What needs to be done: The whole listing below should be retyped exactly, without any images.

Information supplied:
----
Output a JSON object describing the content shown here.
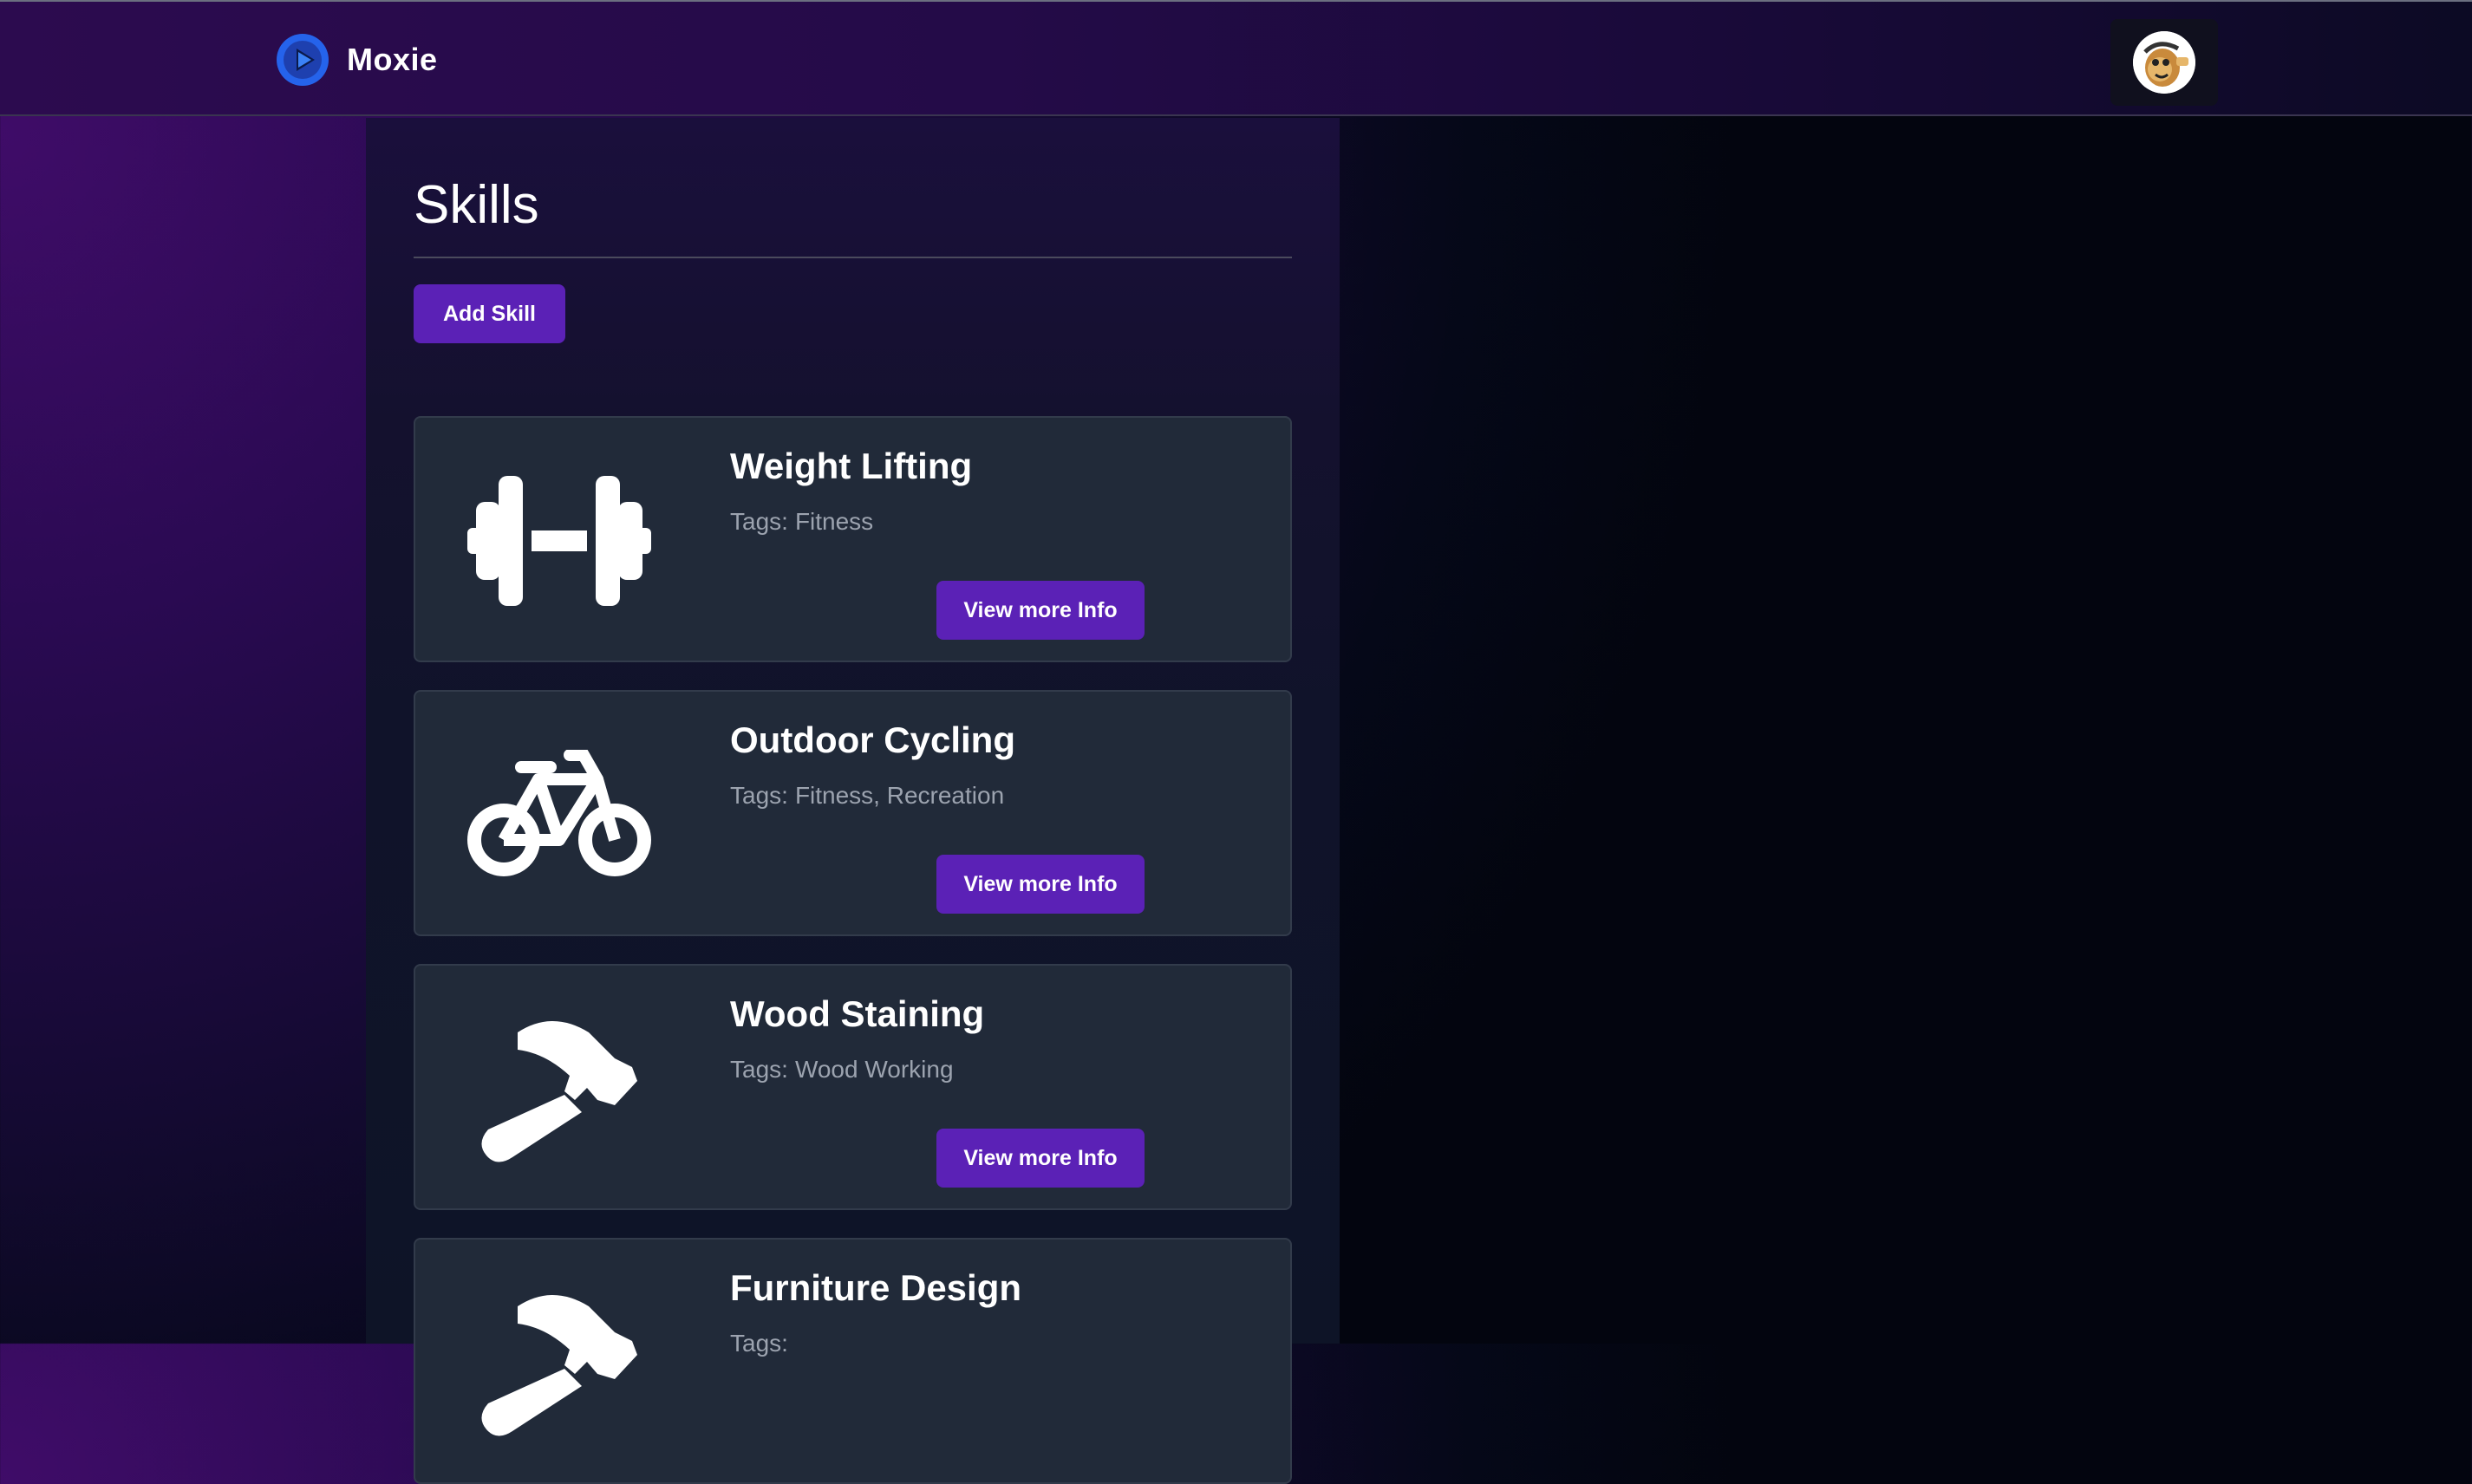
{
  "header": {
    "brand_name": "Moxie",
    "brand_logo_icon": "play-circle-icon",
    "avatar_icon": "user-avatar-cartoon"
  },
  "main": {
    "title": "Skills",
    "add_button_label": "Add Skill",
    "tags_prefix": "Tags:",
    "skills": [
      {
        "name": "Weight Lifting",
        "tags": "Fitness",
        "icon": "dumbbell-icon",
        "button_label": "View more Info"
      },
      {
        "name": "Outdoor Cycling",
        "tags": "Fitness, Recreation",
        "icon": "bicycle-icon",
        "button_label": "View more Info"
      },
      {
        "name": "Wood Staining",
        "tags": "Wood Working",
        "icon": "hammer-icon",
        "button_label": "View more Info"
      },
      {
        "name": "Furniture Design",
        "tags": "",
        "icon": "hammer-icon",
        "button_label": ""
      }
    ]
  },
  "colors": {
    "accent": "#5b21b6",
    "card_bg": "#212a39",
    "tag_text": "#9ca3af",
    "brand_logo": "#2563eb"
  }
}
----
Reply:
Output a JSON object describing the content shown here.
{
  "header": {
    "brand_name": "Moxie",
    "brand_logo_icon": "play-circle-icon",
    "avatar_icon": "user-avatar-cartoon"
  },
  "main": {
    "title": "Skills",
    "add_button_label": "Add Skill",
    "tags_prefix": "Tags:",
    "skills": [
      {
        "name": "Weight Lifting",
        "tags": "Fitness",
        "icon": "dumbbell-icon",
        "button_label": "View more Info"
      },
      {
        "name": "Outdoor Cycling",
        "tags": "Fitness, Recreation",
        "icon": "bicycle-icon",
        "button_label": "View more Info"
      },
      {
        "name": "Wood Staining",
        "tags": "Wood Working",
        "icon": "hammer-icon",
        "button_label": "View more Info"
      },
      {
        "name": "Furniture Design",
        "tags": "",
        "icon": "hammer-icon",
        "button_label": ""
      }
    ]
  },
  "colors": {
    "accent": "#5b21b6",
    "card_bg": "#212a39",
    "tag_text": "#9ca3af",
    "brand_logo": "#2563eb"
  }
}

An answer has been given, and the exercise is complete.